> [Work item]: Return the full set of records, matching them character for character.

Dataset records
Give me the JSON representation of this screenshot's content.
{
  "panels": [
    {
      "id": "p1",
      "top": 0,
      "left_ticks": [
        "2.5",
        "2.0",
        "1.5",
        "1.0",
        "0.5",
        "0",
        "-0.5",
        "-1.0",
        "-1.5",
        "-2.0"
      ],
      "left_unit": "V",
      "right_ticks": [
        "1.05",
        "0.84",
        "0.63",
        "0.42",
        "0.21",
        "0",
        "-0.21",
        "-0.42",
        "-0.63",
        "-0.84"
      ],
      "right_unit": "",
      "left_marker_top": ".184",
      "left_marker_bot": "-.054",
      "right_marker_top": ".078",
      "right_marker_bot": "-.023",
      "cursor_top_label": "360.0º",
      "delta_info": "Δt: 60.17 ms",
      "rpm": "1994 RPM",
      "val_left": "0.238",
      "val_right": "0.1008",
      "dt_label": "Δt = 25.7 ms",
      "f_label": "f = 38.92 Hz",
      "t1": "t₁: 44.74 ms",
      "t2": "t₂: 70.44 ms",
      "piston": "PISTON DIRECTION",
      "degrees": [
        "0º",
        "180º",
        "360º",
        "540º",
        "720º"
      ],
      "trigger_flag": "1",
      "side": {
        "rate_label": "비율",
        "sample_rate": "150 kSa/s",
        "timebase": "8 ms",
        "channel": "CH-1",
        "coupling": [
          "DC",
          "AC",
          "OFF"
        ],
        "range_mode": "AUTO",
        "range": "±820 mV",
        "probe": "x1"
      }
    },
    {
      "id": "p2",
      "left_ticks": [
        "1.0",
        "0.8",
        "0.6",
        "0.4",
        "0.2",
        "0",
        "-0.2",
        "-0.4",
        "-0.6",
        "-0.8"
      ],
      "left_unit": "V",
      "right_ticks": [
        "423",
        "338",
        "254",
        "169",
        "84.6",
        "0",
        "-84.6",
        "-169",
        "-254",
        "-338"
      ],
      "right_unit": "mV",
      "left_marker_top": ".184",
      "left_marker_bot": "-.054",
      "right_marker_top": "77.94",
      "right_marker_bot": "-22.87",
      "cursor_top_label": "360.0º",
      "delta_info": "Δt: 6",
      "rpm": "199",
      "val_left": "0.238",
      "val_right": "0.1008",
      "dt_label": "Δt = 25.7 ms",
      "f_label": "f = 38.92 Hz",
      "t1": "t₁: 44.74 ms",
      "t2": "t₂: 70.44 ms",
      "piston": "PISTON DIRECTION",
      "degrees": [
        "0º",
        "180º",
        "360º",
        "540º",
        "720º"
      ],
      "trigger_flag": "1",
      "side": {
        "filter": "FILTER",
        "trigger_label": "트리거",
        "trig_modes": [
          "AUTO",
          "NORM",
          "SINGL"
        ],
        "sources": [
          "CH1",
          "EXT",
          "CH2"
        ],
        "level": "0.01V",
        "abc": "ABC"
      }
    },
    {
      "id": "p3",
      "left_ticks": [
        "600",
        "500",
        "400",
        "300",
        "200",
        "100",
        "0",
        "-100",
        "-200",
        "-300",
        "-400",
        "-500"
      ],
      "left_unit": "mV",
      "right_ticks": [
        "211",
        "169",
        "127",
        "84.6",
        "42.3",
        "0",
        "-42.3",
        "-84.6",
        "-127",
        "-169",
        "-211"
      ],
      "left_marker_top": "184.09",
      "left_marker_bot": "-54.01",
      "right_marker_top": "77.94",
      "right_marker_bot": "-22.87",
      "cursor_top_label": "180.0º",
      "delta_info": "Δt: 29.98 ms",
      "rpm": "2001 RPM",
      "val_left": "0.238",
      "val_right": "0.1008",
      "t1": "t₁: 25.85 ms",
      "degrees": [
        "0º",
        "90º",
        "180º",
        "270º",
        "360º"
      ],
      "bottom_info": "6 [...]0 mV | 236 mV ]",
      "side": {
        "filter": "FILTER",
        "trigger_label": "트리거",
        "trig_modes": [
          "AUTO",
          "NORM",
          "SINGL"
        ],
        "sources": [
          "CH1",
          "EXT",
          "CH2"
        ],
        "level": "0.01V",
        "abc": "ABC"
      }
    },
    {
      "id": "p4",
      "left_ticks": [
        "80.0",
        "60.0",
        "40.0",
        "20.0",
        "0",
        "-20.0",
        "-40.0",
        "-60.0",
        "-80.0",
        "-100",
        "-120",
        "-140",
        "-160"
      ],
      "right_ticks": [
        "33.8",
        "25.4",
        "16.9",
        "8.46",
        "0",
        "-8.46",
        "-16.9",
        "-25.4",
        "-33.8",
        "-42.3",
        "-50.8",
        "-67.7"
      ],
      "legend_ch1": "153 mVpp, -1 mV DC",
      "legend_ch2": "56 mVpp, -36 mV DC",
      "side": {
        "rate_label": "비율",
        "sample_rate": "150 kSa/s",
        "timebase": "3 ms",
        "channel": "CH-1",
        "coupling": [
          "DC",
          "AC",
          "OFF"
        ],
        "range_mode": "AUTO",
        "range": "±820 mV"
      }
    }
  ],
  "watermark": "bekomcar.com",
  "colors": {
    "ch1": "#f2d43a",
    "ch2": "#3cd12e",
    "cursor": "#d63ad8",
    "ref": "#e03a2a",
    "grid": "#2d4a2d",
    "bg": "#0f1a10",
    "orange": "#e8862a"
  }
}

> [Answer area]:
Give me the JSON representation of this screenshot's content.
{
  "panels": [
    {
      "id": "p1",
      "top": 0,
      "left_ticks": [
        "2.5",
        "2.0",
        "1.5",
        "1.0",
        "0.5",
        "0",
        "-0.5",
        "-1.0",
        "-1.5",
        "-2.0"
      ],
      "left_unit": "V",
      "right_ticks": [
        "1.05",
        "0.84",
        "0.63",
        "0.42",
        "0.21",
        "0",
        "-0.21",
        "-0.42",
        "-0.63",
        "-0.84"
      ],
      "right_unit": "",
      "left_marker_top": ".184",
      "left_marker_bot": "-.054",
      "right_marker_top": ".078",
      "right_marker_bot": "-.023",
      "cursor_top_label": "360.0º",
      "delta_info": "Δt: 60.17 ms",
      "rpm": "1994 RPM",
      "val_left": "0.238",
      "val_right": "0.1008",
      "dt_label": "Δt = 25.7 ms",
      "f_label": "f = 38.92 Hz",
      "t1": "t₁: 44.74 ms",
      "t2": "t₂: 70.44 ms",
      "piston": "PISTON DIRECTION",
      "degrees": [
        "0º",
        "180º",
        "360º",
        "540º",
        "720º"
      ],
      "trigger_flag": "1",
      "side": {
        "rate_label": "비율",
        "sample_rate": "150 kSa/s",
        "timebase": "8 ms",
        "channel": "CH-1",
        "coupling": [
          "DC",
          "AC",
          "OFF"
        ],
        "range_mode": "AUTO",
        "range": "±820 mV",
        "probe": "x1"
      }
    },
    {
      "id": "p2",
      "left_ticks": [
        "1.0",
        "0.8",
        "0.6",
        "0.4",
        "0.2",
        "0",
        "-0.2",
        "-0.4",
        "-0.6",
        "-0.8"
      ],
      "left_unit": "V",
      "right_ticks": [
        "423",
        "338",
        "254",
        "169",
        "84.6",
        "0",
        "-84.6",
        "-169",
        "-254",
        "-338"
      ],
      "right_unit": "mV",
      "left_marker_top": ".184",
      "left_marker_bot": "-.054",
      "right_marker_top": "77.94",
      "right_marker_bot": "-22.87",
      "cursor_top_label": "360.0º",
      "delta_info": "Δt: 6",
      "rpm": "199",
      "val_left": "0.238",
      "val_right": "0.1008",
      "dt_label": "Δt = 25.7 ms",
      "f_label": "f = 38.92 Hz",
      "t1": "t₁: 44.74 ms",
      "t2": "t₂: 70.44 ms",
      "piston": "PISTON DIRECTION",
      "degrees": [
        "0º",
        "180º",
        "360º",
        "540º",
        "720º"
      ],
      "trigger_flag": "1",
      "side": {
        "filter": "FILTER",
        "trigger_label": "트리거",
        "trig_modes": [
          "AUTO",
          "NORM",
          "SINGL"
        ],
        "sources": [
          "CH1",
          "EXT",
          "CH2"
        ],
        "level": "0.01V",
        "abc": "ABC"
      }
    },
    {
      "id": "p3",
      "left_ticks": [
        "600",
        "500",
        "400",
        "300",
        "200",
        "100",
        "0",
        "-100",
        "-200",
        "-300",
        "-400",
        "-500"
      ],
      "left_unit": "mV",
      "right_ticks": [
        "211",
        "169",
        "127",
        "84.6",
        "42.3",
        "0",
        "-42.3",
        "-84.6",
        "-127",
        "-169",
        "-211"
      ],
      "left_marker_top": "184.09",
      "left_marker_bot": "-54.01",
      "right_marker_top": "77.94",
      "right_marker_bot": "-22.87",
      "cursor_top_label": "180.0º",
      "delta_info": "Δt: 29.98 ms",
      "rpm": "2001 RPM",
      "val_left": "0.238",
      "val_right": "0.1008",
      "t1": "t₁: 25.85 ms",
      "degrees": [
        "0º",
        "90º",
        "180º",
        "270º",
        "360º"
      ],
      "bottom_info": "6 [...]0 mV | 236 mV ]",
      "side": {
        "filter": "FILTER",
        "trigger_label": "트리거",
        "trig_modes": [
          "AUTO",
          "NORM",
          "SINGL"
        ],
        "sources": [
          "CH1",
          "EXT",
          "CH2"
        ],
        "level": "0.01V",
        "abc": "ABC"
      }
    },
    {
      "id": "p4",
      "left_ticks": [
        "80.0",
        "60.0",
        "40.0",
        "20.0",
        "0",
        "-20.0",
        "-40.0",
        "-60.0",
        "-80.0",
        "-100",
        "-120",
        "-140",
        "-160"
      ],
      "right_ticks": [
        "33.8",
        "25.4",
        "16.9",
        "8.46",
        "0",
        "-8.46",
        "-16.9",
        "-25.4",
        "-33.8",
        "-42.3",
        "-50.8",
        "-67.7"
      ],
      "legend_ch1": "153 mVpp, -1 mV DC",
      "legend_ch2": "56 mVpp, -36 mV DC",
      "side": {
        "rate_label": "비율",
        "sample_rate": "150 kSa/s",
        "timebase": "3 ms",
        "channel": "CH-1",
        "coupling": [
          "DC",
          "AC",
          "OFF"
        ],
        "range_mode": "AUTO",
        "range": "±820 mV"
      }
    }
  ],
  "watermark": "bekomcar.com",
  "colors": {
    "ch1": "#f2d43a",
    "ch2": "#3cd12e",
    "cursor": "#d63ad8",
    "ref": "#e03a2a",
    "grid": "#2d4a2d",
    "bg": "#0f1a10",
    "orange": "#e8862a"
  }
}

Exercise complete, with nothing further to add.